Management Advisory Services: Documenting operational flow of organizations transfers to instincts that most don’t share. Risk management services, and so much more, is directly transferable to the practice of CPA financial planning. There have been many times when my experience—gained as a CPA—evaluating risk have come into play when serving by investment clients. Things like evaluating risks of portfolios and the risk of their risk management strategies.

Teamwork: As a 29-year-old CFO, with my foundation of CPA experience, I moved into operations and marketing at a leading jewelry company, where we were able to nearly double revenue without compromising gross margin. We achieved what no other jeweler in America could during a deep recession and, in the process, acquired the nation’s first jeweler, Black Starr & Frost. Notice the “we.” The understanding of teamwork is directly transferable to the CPA financial planning profession, in which we recognize the importance of working with experts in law, accountancy, pension administration and many other areas to best serve the client.

I’ve learned more than I could have imagined on this journey. I have had the pleasure to work with the founding fathers of the financial planning profession, who also are my colleagues at CalCPA and the AICPA. What an extraordinary privilege it is to serve my clients in a manner that delivers extraordinary value—all because I chose the pathway in college to become a CPA. And for those who want to foster meaningful, long-term professional relationships that add extraordinary value to their client’s lives, consider the becoming a CPA financial planner. You will be key in helping your clients achieve their goals and lead successful financial lives!

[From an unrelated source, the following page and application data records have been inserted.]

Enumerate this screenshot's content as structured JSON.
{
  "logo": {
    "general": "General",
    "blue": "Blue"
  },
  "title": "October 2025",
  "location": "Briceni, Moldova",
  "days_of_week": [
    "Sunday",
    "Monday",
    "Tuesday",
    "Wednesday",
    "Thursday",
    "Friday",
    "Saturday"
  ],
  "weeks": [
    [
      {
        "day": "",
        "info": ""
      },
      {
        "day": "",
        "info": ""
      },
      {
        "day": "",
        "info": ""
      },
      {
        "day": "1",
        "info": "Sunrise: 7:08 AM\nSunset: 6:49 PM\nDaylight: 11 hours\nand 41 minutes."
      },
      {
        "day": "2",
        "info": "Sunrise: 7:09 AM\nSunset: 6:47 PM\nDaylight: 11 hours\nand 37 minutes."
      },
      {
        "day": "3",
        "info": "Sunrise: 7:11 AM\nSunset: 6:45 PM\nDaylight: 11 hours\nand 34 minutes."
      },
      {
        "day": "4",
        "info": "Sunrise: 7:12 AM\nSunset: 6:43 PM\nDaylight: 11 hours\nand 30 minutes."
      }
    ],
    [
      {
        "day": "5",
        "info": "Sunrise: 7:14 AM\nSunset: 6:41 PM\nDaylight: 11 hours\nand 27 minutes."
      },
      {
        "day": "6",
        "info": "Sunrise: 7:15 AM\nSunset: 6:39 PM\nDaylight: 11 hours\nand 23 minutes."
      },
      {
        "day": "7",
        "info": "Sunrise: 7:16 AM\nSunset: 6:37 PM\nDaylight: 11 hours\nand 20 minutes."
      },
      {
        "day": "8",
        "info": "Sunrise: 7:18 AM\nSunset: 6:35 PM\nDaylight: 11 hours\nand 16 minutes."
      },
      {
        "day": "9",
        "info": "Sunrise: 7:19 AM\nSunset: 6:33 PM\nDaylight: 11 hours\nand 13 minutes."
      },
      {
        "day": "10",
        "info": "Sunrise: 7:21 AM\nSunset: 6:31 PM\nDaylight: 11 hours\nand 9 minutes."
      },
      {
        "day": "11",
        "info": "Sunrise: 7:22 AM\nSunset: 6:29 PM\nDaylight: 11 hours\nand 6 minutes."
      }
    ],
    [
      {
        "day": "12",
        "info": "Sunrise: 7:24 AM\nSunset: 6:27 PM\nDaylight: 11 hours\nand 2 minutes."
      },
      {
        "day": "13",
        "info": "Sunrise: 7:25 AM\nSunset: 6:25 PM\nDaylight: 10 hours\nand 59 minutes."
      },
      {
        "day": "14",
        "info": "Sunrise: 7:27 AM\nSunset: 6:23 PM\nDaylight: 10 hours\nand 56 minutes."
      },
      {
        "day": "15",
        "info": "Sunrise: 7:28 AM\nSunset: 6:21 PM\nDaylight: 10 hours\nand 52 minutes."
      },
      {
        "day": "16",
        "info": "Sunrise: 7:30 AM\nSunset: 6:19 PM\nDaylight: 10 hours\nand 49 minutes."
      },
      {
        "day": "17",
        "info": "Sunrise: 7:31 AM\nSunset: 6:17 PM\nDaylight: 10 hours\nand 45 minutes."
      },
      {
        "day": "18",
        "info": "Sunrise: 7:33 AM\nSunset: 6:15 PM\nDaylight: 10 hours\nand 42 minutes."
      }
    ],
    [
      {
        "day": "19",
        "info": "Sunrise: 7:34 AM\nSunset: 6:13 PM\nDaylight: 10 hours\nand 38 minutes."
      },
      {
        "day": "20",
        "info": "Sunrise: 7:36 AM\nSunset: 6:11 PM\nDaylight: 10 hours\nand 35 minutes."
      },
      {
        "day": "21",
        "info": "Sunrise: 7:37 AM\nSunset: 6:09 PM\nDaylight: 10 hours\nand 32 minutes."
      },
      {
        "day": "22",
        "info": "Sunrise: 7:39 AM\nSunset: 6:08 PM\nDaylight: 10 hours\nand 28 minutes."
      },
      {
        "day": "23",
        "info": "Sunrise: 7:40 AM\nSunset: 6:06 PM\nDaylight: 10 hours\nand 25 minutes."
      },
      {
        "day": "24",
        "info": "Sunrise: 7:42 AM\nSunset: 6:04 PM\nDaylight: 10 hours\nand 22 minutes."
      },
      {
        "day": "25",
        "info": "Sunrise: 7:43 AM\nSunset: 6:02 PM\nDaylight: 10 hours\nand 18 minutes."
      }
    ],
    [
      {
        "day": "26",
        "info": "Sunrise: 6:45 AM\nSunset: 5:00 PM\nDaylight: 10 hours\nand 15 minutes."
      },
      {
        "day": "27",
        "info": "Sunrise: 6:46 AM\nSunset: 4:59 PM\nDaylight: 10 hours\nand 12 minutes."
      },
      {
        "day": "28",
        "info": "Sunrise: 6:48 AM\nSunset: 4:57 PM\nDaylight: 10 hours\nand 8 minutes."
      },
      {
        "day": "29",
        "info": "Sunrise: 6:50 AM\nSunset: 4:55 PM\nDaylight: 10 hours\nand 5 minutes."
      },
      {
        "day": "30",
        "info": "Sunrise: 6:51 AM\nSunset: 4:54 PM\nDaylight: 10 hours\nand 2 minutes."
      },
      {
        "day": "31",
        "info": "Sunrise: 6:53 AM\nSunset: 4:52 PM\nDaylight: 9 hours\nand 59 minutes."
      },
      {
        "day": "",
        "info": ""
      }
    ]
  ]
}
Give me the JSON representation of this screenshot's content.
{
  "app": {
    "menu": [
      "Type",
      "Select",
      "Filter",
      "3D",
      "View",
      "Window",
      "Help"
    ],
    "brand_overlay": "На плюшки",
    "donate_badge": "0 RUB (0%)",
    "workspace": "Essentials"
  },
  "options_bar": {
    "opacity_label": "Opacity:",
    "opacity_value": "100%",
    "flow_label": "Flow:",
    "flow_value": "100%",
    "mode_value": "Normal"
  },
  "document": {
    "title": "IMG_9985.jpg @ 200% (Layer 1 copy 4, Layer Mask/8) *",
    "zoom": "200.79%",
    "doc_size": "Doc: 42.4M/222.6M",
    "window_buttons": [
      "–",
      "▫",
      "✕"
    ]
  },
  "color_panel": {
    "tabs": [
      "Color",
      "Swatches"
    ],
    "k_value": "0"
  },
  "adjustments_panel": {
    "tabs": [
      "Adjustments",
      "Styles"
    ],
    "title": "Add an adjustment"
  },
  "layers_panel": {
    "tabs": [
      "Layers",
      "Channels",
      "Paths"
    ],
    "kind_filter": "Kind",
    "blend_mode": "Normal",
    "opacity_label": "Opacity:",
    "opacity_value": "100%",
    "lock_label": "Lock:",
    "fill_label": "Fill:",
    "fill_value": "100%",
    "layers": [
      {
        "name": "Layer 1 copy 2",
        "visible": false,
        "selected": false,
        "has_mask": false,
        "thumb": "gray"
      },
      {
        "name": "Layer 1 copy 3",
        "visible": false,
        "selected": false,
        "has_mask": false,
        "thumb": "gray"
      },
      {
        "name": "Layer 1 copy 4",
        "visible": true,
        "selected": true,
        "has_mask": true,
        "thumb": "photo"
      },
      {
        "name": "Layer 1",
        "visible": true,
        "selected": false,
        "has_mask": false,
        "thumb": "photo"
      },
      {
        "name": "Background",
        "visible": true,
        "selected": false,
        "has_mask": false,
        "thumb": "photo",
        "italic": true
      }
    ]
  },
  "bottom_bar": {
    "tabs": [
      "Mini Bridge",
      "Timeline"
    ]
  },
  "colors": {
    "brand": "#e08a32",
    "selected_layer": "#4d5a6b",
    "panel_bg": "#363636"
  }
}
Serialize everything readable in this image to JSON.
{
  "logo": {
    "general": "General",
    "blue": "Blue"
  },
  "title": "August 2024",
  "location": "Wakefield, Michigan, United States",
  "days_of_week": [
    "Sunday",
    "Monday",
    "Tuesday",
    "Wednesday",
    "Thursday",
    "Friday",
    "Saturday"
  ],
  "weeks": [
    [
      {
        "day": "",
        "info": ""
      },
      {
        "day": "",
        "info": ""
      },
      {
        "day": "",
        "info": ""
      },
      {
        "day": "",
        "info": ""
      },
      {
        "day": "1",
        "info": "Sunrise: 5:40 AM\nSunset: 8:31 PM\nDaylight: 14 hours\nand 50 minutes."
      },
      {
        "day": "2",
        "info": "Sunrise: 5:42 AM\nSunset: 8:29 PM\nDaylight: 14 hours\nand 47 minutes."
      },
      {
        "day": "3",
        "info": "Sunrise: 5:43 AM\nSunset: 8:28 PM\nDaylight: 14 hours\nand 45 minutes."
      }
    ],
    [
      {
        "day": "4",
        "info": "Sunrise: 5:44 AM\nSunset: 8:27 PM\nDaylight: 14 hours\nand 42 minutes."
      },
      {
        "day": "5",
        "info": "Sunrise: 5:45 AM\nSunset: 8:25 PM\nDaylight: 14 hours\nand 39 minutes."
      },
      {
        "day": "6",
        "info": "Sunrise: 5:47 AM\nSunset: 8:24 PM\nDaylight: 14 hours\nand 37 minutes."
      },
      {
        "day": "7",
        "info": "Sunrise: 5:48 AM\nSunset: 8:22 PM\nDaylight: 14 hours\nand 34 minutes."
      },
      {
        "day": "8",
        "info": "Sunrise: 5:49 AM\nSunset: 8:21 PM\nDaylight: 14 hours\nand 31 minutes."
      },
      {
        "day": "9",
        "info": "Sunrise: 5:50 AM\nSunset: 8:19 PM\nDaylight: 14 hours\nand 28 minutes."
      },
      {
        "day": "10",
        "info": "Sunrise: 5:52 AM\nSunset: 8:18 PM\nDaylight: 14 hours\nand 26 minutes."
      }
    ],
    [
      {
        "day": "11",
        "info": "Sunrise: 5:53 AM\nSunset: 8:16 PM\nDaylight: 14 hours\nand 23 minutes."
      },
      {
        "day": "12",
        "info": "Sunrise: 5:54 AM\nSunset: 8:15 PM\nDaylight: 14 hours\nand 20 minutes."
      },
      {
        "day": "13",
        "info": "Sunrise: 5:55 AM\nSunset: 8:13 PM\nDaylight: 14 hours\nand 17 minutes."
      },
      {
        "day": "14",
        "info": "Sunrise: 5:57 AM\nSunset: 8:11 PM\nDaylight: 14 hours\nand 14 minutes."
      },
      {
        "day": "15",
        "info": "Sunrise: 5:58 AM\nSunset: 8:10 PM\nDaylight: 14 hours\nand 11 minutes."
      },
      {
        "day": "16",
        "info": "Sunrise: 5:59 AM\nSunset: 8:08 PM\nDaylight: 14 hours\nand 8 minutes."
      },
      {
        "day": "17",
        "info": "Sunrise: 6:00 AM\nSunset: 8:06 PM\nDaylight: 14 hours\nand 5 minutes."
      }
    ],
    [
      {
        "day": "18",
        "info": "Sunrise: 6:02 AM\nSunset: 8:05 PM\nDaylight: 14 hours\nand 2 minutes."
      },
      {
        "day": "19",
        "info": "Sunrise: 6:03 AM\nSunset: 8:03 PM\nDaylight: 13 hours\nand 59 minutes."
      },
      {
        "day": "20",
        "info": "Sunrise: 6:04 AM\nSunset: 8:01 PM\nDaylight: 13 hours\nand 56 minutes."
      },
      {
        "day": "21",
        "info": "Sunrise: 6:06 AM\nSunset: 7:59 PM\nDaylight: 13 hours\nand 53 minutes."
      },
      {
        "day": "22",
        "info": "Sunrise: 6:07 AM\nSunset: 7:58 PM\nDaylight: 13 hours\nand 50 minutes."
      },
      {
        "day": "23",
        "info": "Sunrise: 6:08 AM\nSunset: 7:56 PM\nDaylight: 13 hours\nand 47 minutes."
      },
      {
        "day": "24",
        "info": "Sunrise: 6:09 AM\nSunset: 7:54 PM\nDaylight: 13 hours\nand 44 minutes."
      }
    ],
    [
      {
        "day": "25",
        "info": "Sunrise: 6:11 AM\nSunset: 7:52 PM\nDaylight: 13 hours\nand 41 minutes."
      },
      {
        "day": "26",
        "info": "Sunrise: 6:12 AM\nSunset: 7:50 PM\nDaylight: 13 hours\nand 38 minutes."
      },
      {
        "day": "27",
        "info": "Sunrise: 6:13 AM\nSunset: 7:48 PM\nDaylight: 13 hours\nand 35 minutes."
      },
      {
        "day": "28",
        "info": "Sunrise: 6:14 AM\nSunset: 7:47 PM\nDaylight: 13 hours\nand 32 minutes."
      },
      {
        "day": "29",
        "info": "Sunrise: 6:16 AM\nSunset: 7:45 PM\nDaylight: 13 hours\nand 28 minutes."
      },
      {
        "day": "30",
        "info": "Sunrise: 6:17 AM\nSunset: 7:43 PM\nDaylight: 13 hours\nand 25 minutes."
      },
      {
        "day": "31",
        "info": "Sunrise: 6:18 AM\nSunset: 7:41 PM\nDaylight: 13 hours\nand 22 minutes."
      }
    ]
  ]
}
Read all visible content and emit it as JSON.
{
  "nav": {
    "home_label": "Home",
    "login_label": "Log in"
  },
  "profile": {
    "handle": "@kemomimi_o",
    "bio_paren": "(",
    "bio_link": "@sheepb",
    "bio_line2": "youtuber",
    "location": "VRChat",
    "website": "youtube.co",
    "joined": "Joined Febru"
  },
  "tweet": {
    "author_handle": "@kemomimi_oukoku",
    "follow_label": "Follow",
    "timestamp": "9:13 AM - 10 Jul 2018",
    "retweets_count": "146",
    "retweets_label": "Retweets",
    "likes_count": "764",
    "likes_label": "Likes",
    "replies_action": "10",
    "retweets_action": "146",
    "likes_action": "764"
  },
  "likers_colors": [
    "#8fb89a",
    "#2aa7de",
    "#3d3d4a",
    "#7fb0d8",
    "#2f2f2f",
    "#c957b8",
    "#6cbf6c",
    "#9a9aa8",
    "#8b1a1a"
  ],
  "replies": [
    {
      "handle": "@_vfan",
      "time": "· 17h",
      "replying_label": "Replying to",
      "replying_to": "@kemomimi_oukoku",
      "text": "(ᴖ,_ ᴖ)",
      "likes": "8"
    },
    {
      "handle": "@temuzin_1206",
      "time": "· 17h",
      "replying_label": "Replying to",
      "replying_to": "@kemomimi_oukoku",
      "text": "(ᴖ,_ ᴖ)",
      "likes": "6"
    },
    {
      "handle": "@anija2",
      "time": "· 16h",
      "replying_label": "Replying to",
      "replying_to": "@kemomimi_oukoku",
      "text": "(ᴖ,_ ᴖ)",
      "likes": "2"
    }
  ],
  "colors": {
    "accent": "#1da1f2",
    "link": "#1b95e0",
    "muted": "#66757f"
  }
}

“Leonard C. Wright, CPA/PFS” is the host of Financial Fridays in Las Vegas and a Money Doctor for the AICPA’s He also is a member of CalCPA Personal Financial Planning Committee.